Will Cathcart, the CEO of WhatsApp, recently warned that the UK government’s proposed security laws could likely lead to the complete shutdown of WhatsApp services in the country. The laws in question are a part of the so-called Online Harms Bill, which seeks to impose strict regulations on online platforms that host user-generated content.
The proposed laws are aimed at curbing a range of harmful online activities, including the spread of fake news, hate speech, and other forms of illegal or harmful content. Under these laws, online platforms like WhatsApp, Facebook, and Twitter would be required to remove any illegal content within a specific time frame or face hefty fines. Moreover, the government wants these platforms to implement measures that can identify and remove illegal content proactively.
While the proposed regulations are seen by many as a much-needed step to tackle the growing problem of online harms, WhatsApp’s CEO has expressed concerns over the impact these could have on the company’s ability to provide services in the UK. Cathcart warned that the proposed laws could force WhatsApp to abandon its end-to-end encryption, which is a vital feature of the messaging app, making it the most secure messaging app to date.

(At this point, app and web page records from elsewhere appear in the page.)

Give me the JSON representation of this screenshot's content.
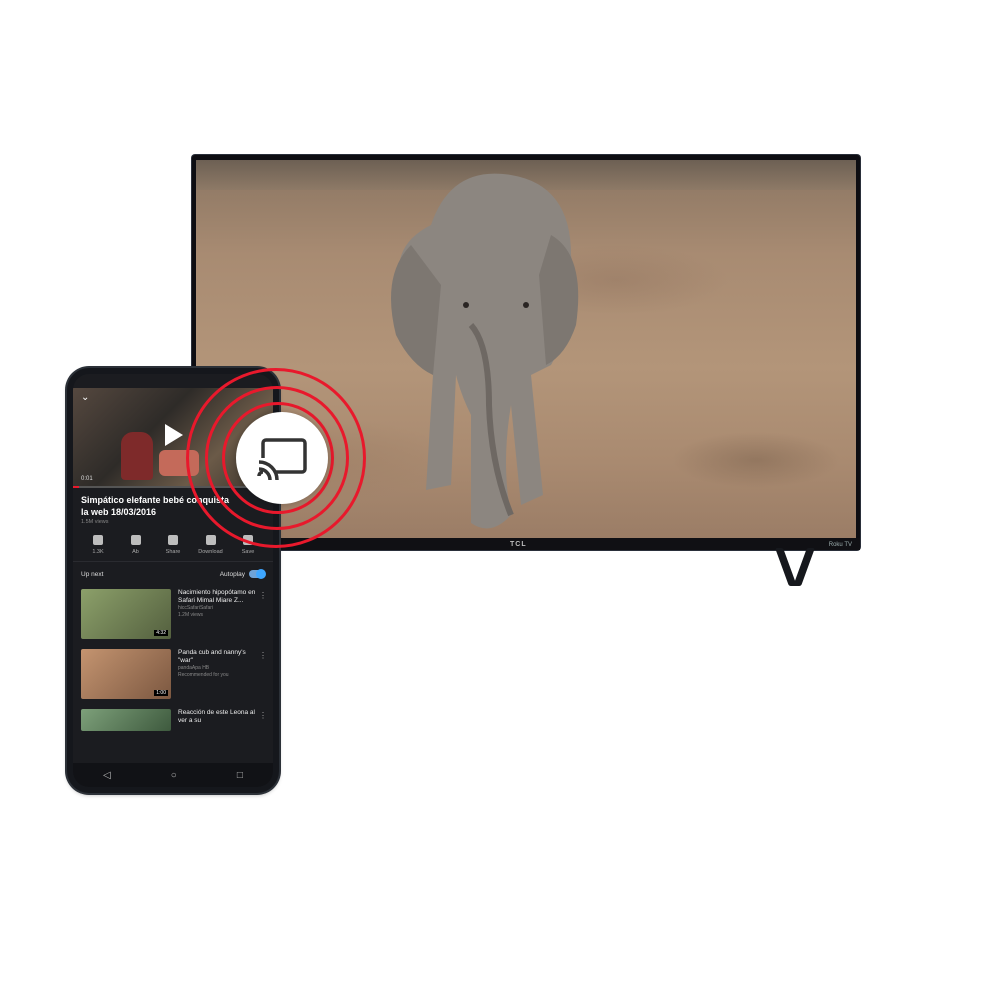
{
  "tv": {
    "brand": "TCL",
    "badge": "Roku TV"
  },
  "phone": {
    "status_left": "",
    "status_right": "",
    "video": {
      "time": "0:01",
      "progress": 0.03
    },
    "video_title": "Simpático elefante bebé conquista la web 18/03/2016",
    "views": "1.5M views",
    "actions": [
      {
        "icon": "thumbs-up-icon",
        "label": "1.3K"
      },
      {
        "icon": "thumbs-down-icon",
        "label": "Ab"
      },
      {
        "icon": "share-icon",
        "label": "Share"
      },
      {
        "icon": "download-icon",
        "label": "Download"
      },
      {
        "icon": "save-icon",
        "label": "Save"
      }
    ],
    "up_next": {
      "label": "Up next",
      "autoplay_label": "Autoplay",
      "autoplay_on": true
    },
    "recommendations": [
      {
        "title": "Nacimiento hipopótamo en Safari Mimal Miare Z...",
        "meta": "hiccSafariSafari\n1.2M views",
        "duration": "4:32",
        "color": "#7a8a56"
      },
      {
        "title": "Panda cub and nanny's \"war\"",
        "meta": "pandaApa HB\nRecommended for you",
        "duration": "1:00",
        "color": "#b07a5a"
      },
      {
        "title": "Reacción de este Leona al ver a su",
        "meta": "",
        "duration": "",
        "color": "#6c8b6a"
      }
    ],
    "nav": [
      "◁",
      "○",
      "□"
    ]
  },
  "cast": {
    "icon": "cast-icon",
    "accent": "#e8192c"
  }
}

End-to-end encryption is a robust security mechanism that ensures that only the sender and recipient can read any messages exchanged through the app, and no third party, including the WhatsApp itself or any government agency, can access or read the messages. The proposed regulations require online platforms to provide access to encrypted messages to law enforcement agencies in certain circumstances, such as when investigating serious crimes or national security threats.
Cathcart argued that weakening the encryption mechanism would not only make WhatsApp less secure but also set a dangerous precedent where other governments could also demand access to encrypted messages, putting the privacy and security of users at risk. He added that the proposed laws could also force WhatsApp to shut down services in the UK altogether, as the company has previously said that it cannot comply with the regulations without undermining its end-to-end encryption policy.
Cathcart’s comments were echoed by other tech industry leaders, including Facebook’s vice-president of policy for Europe, the Middle East, and Africa, Nick Clegg, who said the proposed laws could lead to the creation of a ‘two-tier internet,’ where UK-based online services are less secure than those in other countries. This, in turn, could harm the competitiveness of UK-based tech companies and discourage international investment.
However, the UK government defended the proposed laws, saying that they are necessary to strike a balance between protecting online users and maintaining the privacy and security of online communications. A spokesperson for the Department for Digital, Culture, Media, and Sport said that the government is committed to engaging with industry stakeholders, including WhatsApp, to address their concerns while ensuring that the Online Harms Bill is effective in tackling online harms.
The proposed regulations have also faced criticism from civil liberties groups and privacy advocates, who argue that they pose a threat to free speech and other fundamental rights, such as the right to privacy. Moreover, the regulations could have a chilling effect on the use of encrypted messaging apps in the UK, as users may be reluctant to use such apps for fear that their communications could be intercepted or monitored by the authorities.
In conclusion, the debate around the proposed UK security laws and their impact on messaging apps such as WhatsApp is likely to continue for some time. While the laws are intended to tackle online harms, they could also harm the privacy and security of users and the competitiveness of UK-based tech companies. The government will have to strike a balance between these competing interests, and it remains to be seen if a compromise can be reached that satisfies all stakeholders.